= Beginning of Section =

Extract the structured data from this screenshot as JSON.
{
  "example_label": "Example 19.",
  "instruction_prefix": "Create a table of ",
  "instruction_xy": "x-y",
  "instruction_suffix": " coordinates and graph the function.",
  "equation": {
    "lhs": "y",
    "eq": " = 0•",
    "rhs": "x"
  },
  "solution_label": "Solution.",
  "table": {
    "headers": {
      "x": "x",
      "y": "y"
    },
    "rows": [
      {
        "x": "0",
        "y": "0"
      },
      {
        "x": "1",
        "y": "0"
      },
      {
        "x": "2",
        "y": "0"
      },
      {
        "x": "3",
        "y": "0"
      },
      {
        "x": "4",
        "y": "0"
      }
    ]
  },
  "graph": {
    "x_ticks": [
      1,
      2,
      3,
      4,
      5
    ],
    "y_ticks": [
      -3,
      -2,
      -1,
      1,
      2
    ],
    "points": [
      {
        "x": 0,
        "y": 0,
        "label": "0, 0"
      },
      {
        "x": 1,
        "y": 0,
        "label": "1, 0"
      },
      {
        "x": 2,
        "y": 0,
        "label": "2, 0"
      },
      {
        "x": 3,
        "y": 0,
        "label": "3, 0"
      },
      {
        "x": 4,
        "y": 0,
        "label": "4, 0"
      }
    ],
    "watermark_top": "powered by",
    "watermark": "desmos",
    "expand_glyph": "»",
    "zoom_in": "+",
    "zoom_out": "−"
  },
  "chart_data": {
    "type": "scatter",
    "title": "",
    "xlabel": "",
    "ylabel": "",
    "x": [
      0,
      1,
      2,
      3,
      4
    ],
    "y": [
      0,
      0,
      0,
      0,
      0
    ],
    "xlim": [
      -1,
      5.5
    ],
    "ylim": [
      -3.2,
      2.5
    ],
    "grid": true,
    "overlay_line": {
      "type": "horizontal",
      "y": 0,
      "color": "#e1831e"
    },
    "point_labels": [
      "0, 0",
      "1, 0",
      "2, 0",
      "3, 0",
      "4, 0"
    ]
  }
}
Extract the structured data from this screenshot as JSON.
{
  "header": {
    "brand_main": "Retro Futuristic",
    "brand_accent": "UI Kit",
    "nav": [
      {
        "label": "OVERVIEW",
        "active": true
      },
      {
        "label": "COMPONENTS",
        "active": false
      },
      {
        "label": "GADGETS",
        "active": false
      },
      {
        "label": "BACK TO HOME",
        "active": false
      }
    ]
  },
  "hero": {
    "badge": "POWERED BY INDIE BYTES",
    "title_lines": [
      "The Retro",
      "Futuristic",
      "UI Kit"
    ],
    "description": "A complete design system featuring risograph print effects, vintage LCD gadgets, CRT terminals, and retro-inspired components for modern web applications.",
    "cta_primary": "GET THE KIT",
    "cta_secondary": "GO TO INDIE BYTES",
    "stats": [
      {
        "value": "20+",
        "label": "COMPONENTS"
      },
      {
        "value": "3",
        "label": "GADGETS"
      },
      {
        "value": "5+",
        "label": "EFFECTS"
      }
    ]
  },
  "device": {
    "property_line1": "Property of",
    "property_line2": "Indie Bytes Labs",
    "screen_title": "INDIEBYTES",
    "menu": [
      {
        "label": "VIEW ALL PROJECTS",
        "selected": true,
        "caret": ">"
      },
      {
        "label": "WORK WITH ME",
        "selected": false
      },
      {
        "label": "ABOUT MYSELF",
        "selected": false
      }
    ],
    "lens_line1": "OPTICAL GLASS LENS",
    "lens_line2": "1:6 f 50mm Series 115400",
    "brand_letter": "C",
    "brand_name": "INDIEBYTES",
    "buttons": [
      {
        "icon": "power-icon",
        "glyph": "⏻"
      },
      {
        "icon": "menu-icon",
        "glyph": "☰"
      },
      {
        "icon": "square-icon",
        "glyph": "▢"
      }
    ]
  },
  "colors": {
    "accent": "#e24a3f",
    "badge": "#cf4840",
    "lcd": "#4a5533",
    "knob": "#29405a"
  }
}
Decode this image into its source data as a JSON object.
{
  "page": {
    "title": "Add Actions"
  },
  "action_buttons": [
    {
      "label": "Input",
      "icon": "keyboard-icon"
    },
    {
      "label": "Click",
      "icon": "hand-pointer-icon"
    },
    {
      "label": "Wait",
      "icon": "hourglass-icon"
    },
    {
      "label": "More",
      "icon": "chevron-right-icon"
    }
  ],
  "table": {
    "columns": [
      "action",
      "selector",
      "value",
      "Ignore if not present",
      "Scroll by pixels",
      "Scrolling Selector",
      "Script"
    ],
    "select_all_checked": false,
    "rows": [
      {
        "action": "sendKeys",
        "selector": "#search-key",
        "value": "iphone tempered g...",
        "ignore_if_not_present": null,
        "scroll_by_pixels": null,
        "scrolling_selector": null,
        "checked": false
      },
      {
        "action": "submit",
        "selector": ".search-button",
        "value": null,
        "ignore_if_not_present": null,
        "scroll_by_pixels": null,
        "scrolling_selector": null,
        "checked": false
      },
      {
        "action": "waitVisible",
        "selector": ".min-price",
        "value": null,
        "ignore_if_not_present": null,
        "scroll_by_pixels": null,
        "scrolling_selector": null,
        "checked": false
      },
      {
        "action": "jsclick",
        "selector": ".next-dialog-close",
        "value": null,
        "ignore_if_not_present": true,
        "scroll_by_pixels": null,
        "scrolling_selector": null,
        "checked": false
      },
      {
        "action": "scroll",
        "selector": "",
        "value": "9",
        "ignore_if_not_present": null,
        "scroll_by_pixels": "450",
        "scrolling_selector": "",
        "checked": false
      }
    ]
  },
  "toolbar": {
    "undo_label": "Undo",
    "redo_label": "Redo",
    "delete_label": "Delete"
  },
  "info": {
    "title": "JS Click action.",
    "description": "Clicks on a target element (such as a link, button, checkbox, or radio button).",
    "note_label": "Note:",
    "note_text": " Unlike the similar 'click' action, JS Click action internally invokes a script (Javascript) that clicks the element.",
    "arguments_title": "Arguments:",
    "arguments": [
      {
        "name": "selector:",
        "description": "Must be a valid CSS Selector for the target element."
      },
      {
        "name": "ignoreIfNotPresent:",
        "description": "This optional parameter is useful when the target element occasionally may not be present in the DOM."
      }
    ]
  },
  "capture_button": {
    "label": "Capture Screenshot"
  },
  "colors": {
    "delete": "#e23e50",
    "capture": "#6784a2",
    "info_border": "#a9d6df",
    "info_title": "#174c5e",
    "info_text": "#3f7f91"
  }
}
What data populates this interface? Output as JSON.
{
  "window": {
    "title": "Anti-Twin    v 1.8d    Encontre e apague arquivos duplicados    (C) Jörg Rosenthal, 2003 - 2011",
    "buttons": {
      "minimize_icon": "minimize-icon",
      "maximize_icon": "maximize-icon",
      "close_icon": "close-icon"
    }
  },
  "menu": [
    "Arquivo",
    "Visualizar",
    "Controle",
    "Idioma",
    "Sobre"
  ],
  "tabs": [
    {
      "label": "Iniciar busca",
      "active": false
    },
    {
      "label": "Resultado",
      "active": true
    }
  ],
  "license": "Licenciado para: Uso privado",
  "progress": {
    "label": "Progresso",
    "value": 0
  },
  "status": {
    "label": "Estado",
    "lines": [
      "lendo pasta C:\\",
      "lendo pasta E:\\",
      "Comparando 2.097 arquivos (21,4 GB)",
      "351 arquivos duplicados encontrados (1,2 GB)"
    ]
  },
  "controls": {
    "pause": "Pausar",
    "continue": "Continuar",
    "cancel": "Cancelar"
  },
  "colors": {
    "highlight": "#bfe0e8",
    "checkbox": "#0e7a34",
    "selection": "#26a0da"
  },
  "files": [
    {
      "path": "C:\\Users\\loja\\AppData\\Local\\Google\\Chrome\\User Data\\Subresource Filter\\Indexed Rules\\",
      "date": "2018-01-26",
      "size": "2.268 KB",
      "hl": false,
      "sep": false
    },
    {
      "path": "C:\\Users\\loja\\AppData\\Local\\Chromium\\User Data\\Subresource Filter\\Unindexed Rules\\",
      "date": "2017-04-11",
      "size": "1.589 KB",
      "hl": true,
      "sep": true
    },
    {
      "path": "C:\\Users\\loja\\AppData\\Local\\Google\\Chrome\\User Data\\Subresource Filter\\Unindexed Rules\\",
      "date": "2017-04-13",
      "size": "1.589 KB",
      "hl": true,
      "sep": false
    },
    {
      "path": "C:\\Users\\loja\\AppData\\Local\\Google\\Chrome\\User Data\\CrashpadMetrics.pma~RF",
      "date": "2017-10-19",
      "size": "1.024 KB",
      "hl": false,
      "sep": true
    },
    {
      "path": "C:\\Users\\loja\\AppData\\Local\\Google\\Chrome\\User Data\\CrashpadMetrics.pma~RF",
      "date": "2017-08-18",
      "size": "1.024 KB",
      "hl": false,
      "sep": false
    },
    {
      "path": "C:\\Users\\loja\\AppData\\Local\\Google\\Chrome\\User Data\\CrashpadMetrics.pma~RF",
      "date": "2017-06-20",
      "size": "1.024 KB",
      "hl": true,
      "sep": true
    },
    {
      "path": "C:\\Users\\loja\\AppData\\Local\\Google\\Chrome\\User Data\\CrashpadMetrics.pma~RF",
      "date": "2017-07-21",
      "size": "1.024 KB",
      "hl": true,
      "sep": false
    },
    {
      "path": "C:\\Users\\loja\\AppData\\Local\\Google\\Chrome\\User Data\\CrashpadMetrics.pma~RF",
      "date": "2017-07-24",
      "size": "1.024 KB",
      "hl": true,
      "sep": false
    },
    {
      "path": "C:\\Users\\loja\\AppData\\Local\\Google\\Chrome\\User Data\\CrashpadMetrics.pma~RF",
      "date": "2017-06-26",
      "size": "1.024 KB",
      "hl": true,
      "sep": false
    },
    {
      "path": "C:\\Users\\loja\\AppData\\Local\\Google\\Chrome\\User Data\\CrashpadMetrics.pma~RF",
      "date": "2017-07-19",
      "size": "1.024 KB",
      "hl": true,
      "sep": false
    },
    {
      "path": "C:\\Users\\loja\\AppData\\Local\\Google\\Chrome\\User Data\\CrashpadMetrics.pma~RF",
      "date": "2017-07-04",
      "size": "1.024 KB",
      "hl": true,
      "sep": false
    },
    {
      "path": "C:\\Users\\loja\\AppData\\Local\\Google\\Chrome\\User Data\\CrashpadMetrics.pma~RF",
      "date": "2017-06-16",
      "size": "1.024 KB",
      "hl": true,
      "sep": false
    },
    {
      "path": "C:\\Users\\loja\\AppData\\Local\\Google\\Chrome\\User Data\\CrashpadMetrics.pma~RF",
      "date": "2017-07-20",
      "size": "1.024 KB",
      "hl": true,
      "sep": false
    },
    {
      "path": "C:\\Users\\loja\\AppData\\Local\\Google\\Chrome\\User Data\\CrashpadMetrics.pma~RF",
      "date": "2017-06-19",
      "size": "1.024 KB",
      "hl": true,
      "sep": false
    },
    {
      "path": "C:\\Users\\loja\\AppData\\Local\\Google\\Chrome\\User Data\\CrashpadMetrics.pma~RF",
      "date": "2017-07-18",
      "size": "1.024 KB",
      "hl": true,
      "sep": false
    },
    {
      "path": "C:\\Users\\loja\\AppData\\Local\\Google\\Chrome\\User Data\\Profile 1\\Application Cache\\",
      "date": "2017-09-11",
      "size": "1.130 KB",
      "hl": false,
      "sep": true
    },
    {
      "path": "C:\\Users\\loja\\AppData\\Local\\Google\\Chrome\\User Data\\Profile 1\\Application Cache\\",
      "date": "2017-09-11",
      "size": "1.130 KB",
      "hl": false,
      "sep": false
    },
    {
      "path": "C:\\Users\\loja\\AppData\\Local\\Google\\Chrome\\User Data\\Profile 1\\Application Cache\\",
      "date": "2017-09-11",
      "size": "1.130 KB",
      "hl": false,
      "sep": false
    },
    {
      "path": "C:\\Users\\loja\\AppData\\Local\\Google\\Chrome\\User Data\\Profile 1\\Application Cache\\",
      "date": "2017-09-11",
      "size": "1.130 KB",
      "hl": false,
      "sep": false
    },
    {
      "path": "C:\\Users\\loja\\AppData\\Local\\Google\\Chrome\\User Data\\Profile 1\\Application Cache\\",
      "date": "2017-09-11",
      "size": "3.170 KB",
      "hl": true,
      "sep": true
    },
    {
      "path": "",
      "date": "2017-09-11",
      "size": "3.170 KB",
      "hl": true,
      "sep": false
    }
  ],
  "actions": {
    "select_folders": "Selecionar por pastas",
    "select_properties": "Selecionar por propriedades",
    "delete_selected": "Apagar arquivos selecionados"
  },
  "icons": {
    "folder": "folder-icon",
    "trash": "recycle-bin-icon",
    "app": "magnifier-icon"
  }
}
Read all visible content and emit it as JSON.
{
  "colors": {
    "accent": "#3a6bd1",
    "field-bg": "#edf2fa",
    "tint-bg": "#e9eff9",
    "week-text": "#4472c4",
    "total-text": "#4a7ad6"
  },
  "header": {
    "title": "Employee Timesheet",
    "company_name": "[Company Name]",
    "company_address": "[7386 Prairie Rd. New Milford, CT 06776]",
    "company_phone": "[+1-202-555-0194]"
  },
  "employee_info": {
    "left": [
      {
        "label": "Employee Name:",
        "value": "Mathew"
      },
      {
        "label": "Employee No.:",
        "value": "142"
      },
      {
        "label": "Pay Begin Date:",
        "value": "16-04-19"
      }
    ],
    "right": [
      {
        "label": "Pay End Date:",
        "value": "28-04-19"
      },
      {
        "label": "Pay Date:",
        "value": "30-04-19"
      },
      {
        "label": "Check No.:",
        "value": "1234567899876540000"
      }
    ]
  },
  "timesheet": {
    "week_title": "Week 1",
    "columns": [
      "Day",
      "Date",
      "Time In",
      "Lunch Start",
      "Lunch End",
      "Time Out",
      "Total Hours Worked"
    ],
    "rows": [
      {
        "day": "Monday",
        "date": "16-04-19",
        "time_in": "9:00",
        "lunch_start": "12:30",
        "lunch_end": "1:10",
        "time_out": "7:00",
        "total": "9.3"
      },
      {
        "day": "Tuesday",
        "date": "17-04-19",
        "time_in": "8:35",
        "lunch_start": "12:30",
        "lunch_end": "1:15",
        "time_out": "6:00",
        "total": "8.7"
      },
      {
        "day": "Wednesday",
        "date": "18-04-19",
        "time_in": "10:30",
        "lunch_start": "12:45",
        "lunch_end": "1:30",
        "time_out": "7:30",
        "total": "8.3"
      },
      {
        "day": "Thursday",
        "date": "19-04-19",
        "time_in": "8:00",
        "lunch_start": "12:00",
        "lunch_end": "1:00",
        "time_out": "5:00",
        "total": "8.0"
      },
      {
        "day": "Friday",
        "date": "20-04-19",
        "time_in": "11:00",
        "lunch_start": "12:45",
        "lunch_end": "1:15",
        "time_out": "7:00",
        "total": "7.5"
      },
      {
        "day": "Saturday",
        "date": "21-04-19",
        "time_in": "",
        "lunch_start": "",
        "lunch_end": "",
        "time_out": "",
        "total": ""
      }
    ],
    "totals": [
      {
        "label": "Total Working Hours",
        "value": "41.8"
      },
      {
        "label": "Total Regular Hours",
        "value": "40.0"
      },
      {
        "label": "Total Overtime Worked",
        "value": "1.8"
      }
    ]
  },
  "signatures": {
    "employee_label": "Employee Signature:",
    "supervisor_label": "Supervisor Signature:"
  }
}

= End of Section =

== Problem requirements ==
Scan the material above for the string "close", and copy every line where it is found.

== Written solution ==
        "selector": ".next-dialog-close",
      "close_icon": "close-icon"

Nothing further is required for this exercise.